(MATERIAL FOR THIS TASK Opens)
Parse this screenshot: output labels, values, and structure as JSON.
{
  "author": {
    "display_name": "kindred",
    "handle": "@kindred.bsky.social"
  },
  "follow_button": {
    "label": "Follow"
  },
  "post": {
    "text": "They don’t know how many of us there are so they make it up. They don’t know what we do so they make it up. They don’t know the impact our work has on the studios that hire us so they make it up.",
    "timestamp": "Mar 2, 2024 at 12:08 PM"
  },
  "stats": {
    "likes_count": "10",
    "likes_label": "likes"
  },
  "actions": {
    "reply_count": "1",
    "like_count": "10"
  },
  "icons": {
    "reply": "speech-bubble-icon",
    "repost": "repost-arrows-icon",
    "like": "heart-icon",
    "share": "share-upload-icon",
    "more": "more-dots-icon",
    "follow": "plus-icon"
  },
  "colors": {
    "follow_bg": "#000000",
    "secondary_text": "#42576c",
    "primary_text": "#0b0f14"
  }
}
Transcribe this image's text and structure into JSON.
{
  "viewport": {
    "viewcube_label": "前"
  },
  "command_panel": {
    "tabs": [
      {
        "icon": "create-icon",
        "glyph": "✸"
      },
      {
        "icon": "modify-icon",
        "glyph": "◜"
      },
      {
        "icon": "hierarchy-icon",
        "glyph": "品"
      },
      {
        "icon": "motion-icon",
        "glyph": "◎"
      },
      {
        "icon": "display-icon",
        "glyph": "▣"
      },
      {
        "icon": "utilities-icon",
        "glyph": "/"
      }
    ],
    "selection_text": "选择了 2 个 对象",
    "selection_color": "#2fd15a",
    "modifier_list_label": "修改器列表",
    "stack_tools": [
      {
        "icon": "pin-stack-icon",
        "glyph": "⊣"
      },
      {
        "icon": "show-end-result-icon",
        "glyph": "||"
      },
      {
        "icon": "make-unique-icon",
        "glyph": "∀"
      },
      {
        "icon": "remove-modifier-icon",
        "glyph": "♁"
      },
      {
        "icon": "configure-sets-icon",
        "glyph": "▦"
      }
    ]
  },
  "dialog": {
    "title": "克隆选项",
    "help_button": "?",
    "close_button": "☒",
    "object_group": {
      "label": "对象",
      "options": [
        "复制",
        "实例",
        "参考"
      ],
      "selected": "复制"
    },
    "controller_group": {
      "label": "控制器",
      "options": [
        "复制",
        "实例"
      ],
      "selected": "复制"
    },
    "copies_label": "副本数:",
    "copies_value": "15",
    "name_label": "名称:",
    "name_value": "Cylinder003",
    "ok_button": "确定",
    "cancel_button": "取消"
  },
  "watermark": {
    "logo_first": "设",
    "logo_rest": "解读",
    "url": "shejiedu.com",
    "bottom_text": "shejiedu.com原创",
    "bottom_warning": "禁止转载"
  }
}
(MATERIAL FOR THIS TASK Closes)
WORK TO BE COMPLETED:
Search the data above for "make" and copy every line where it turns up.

SOLUTION FOR THIS TASK:
    "text": "They don’t know how many of us there are so they make it up. They don’t know what we do so they make it up. They don’t know the impact our work has on the studios that hire us so they make it up.",
        "icon": "make-unique-icon",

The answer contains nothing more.